I am fortunate to have been able to chat with many people trying to get into software development/tech roles. My mission is to try my best to answer questions and provide my perspective with the hope that each person receives something positive out of the interaction.
How do I schedule a chat with you?
My process is simple and all times are expressed in the Central USA timezone:
- Available 9AM Tue & Thu
- Available 8:30PM-12AM every night
- DM me at Twitter during those times to see if we can connect & will send upi a zoom invite. Please DM me some details about why you want to connect/etc. Too many people just send, "Hi" and those generally get ignored.
- Won't schedule them due to cancellations, All impromptu
- Have baby at home, can't always meet
I prefer to do these impromptu and in the moment. People oftentimes forget or cancel or I have work/etc so this just is the best process with the least amount of friction. If I can't answer and we can't connect, it isn't personal, but I'll respond to see if we can get something going later.
Tools that are common with jobs that you should know before interviewing
There are common themes and I wanted to document them here as a reference to send to you/them.
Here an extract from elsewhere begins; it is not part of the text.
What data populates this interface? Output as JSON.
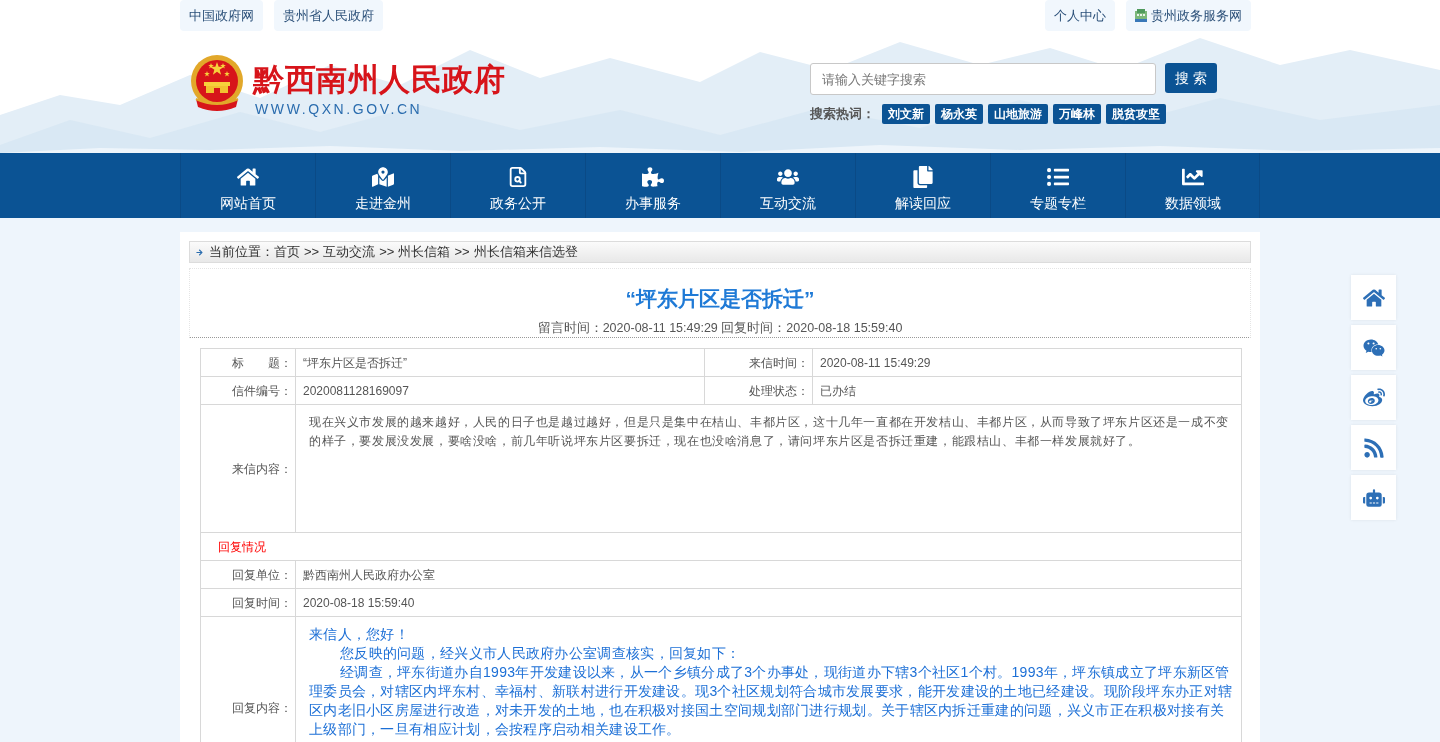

Please just realize in these chats I am giving you my perspective and opinion and would never tell you my way is the best way. Take all the information you receive and make your decisions based on that! Okay, on to the commonalities.
Any decent legitimate job will use a version control system to manage their codebase. If they don't use one, RUN! Or get a job there and fix their process.
The only real version control system that is widely adopted these days is GIT. Github is an awesome tool that uses GIT so signup up for an account and use their free client. Check in all the code for all your personal projects and research branch strategies and merging so you have the ability to discuss these topics in an interview.
Most companies use a project/task management system. These provide a way to create, assign and track tasks/work so being familiar with the process will help you in any job. There are several different popular tools out there but I don't think it matters which you learn as long as you learn one and can discuss how you use it. Most companies will train you on their tools/processes so what is important is that you understand how they work. As a bonus you can usually link these to your github!
Examples and signup for free accounts:
In the coffee chats many times I was asked about things I might have done differently or what a potential interview candidate should consider to improve their odds of landing a job. Once we get past the technical aspects of a job interview which most if not all candidates might have, we land on a few soft skills. Because these coffee chats are short I typically only outline two soft skills that I believe will increase the odds of landing employment but also help improve your career once you have a job. The two soft skills are:
Going back to my university days I always avoided public speaking classes. It is the number one and only real regret with regards to my education that I would change. Everything in an interview is a presentation and when you are working at a company you have to present your ideas/etc. Excelling at this skill opens doors everywhere so I always recommend that any aspiring software developer or even seniors to join Toastmasters or take some public speaking/presentation classes.
"a settled way of thinking or feeling about someone or something, typically one that is reflected in a person's behavior."
In my career, I interviewed probably 100 people. When you interview the person across from the table will be checking off boxes (mental or real) and you can change your perceived attitude from neutral to positive that person will finish the interview with the thought they want to work with you. Once you get a job, a positive attitude means people will want to work with you. They will ask for you. Your manager will notice. Doors with open and the best part is you have full control over this.
Why even do these "coffee chats"?
I started my career in 1997 and it has been ong. Back in the day, there was no social media so connecting with people was much harder so I didn't have this opportunity. This is just my way of giving back to the community.